So I did it, I took my truck pulled it out, backed up and put the trailer, blind side mind you (that means from the passenger side where blind spots are huge) just where they wanted it. Exactly in the spot they were positive I couldn’t. I got the paper work ready and headed into the guard shack and one of the guards was walking out and said…."I can’t tell you what I said when you first drove in here, but I apologize”, he shook my hand, gave me a quick hug and walked away. The other guard never did look me in the eye but said “I just couldn’t believe a woman could do that” and took care of the paperwork and sent me on my way. It happened often in my 8 years of driving but I have to tell you, it was an honor doing this job and it wasn’t a man or woman’s job, it was a job that needed doing and I wouldn’t for the life of me trade that experience for anything in the world.
I had one other experience to share. While delivering an empty tanker trailer I ended up in an ice storm. No where to pull off, no where to go but to my delivery so slow and go I went. It took me all night to go the last 50 miles or so but I made it, I got to the destination and was met by the boss guy and he just stood there with his mouth opened, shaking his head. He said he couldn’t believe I was standing there alive when he had gotten at least 10 calls that morning from his drivers either stuck, not moving or just not coming. He had a call while I was in the office and one of his drivers couldn’t make it in and he proceed to tell that driver that a lady driver was sitting here in his office, brought the trailer all night though the ice storm and every thing was perfect, how come he couldn’t at least drive his pick up to work.
This was the one load though I made a big decision in my truck driving career. There is never a load, never a trip, never a mile to go that is worth my life, our lives. There was so many things that could of gone wrong on that trip and it was by the grace of God that I made it. I really had a set of guardian angels that flew with me on the many miles.
So there you have it. The life of a woman truck driver. Now I was never really alone, I always had Jim with me. Well almost always, I did do the peat driving by myself. But anyway it was a life that really taught me a lot about people, places and gave us unbelievable adventures. Like trying to find Dowel Chemical company in the very deep south and stopping to get directions from a family sitting on their porch and they couldn’t understand us anymore then us Minnesotan trying to understand them, they thought we were trying to sell our dog. It was funny and we just looked at each other, shook hands and left.

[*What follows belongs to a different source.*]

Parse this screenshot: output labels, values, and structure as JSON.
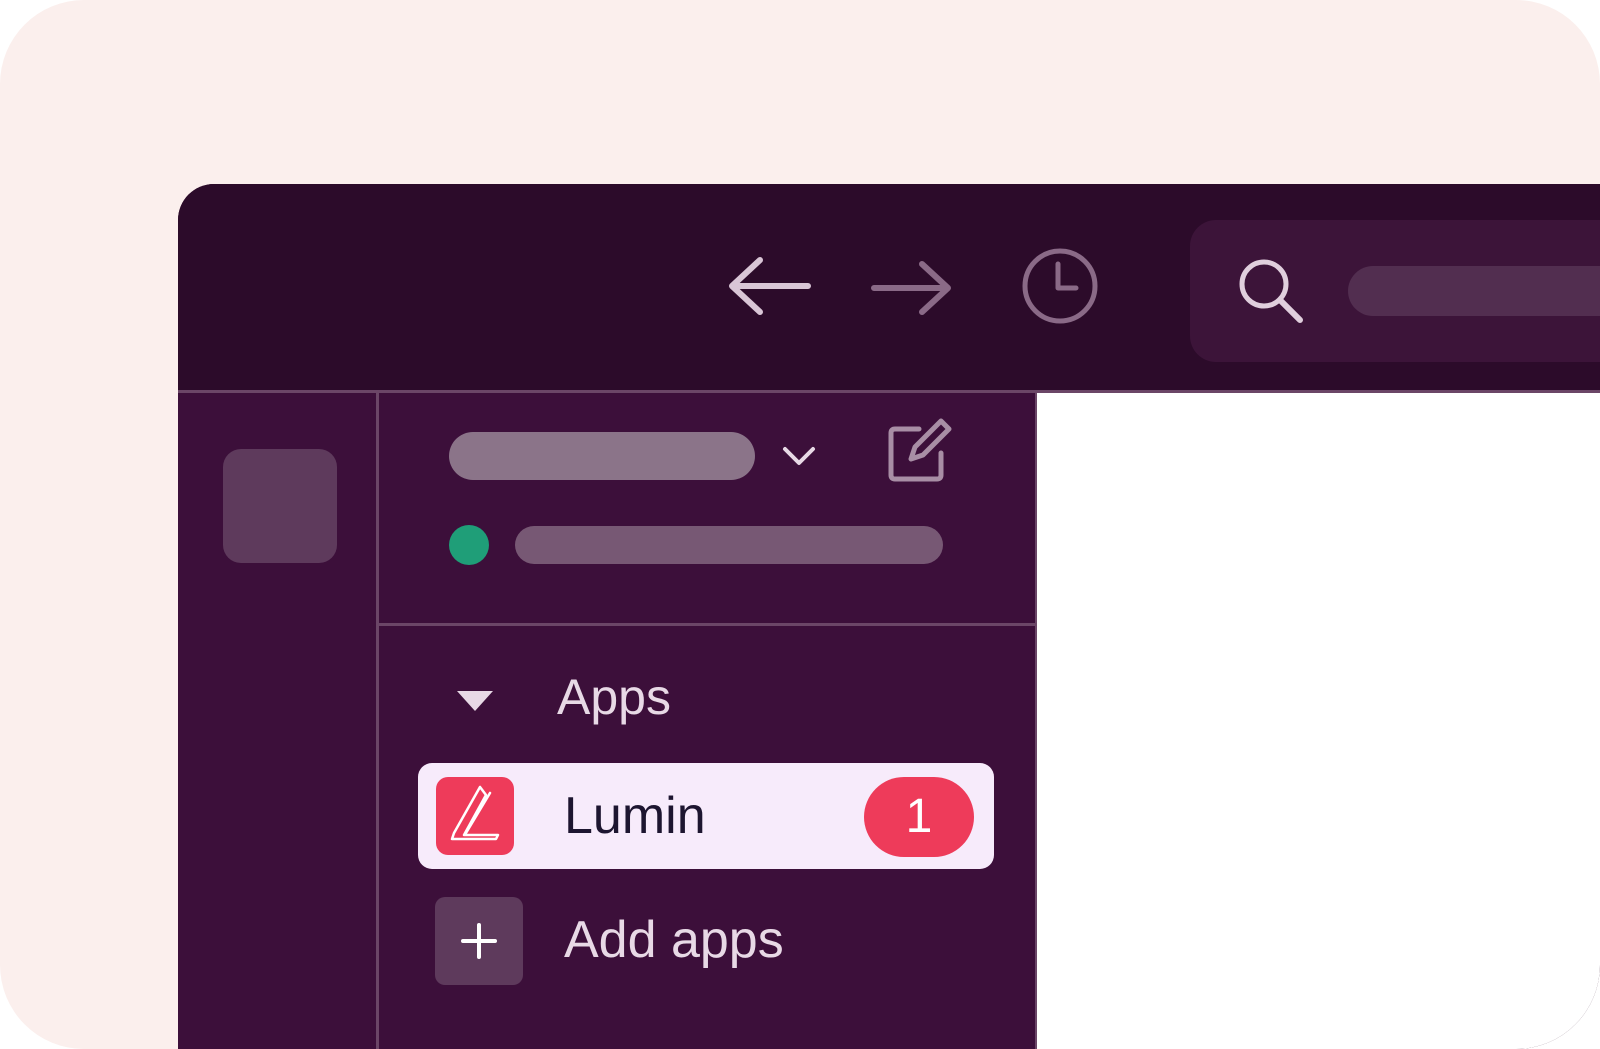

You know something else, color, creed, race, people…it doesn’t matter. There are great people everywhere.
Now take care and have a most blessed weekend.